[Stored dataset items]
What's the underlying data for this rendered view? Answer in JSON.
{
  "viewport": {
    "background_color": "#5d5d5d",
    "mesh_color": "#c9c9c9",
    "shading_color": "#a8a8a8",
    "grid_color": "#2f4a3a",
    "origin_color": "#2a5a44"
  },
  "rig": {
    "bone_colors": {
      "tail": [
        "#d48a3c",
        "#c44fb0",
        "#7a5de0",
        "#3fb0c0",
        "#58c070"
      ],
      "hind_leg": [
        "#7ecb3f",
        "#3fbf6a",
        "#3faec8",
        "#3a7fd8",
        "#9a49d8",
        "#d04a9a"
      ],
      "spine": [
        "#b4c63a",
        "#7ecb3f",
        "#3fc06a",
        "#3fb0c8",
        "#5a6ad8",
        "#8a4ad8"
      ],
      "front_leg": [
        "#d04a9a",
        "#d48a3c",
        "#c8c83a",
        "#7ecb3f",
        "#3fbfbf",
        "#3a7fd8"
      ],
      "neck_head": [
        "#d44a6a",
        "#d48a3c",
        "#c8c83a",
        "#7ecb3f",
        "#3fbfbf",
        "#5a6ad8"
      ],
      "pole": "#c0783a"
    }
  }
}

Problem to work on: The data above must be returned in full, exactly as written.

Your response:
What's the underlying data for this rendered view? Answer in JSON.
{
  "viewport": {
    "background_color": "#5d5d5d",
    "mesh_color": "#c9c9c9",
    "shading_color": "#a8a8a8",
    "grid_color": "#2f4a3a",
    "origin_color": "#2a5a44"
  },
  "rig": {
    "bone_colors": {
      "tail": [
        "#d48a3c",
        "#c44fb0",
        "#7a5de0",
        "#3fb0c0",
        "#58c070"
      ],
      "hind_leg": [
        "#7ecb3f",
        "#3fbf6a",
        "#3faec8",
        "#3a7fd8",
        "#9a49d8",
        "#d04a9a"
      ],
      "spine": [
        "#b4c63a",
        "#7ecb3f",
        "#3fc06a",
        "#3fb0c8",
        "#5a6ad8",
        "#8a4ad8"
      ],
      "front_leg": [
        "#d04a9a",
        "#d48a3c",
        "#c8c83a",
        "#7ecb3f",
        "#3fbfbf",
        "#3a7fd8"
      ],
      "neck_head": [
        "#d44a6a",
        "#d48a3c",
        "#c8c83a",
        "#7ecb3f",
        "#3fbfbf",
        "#5a6ad8"
      ],
      "pole": "#c0783a"
    }
  }
}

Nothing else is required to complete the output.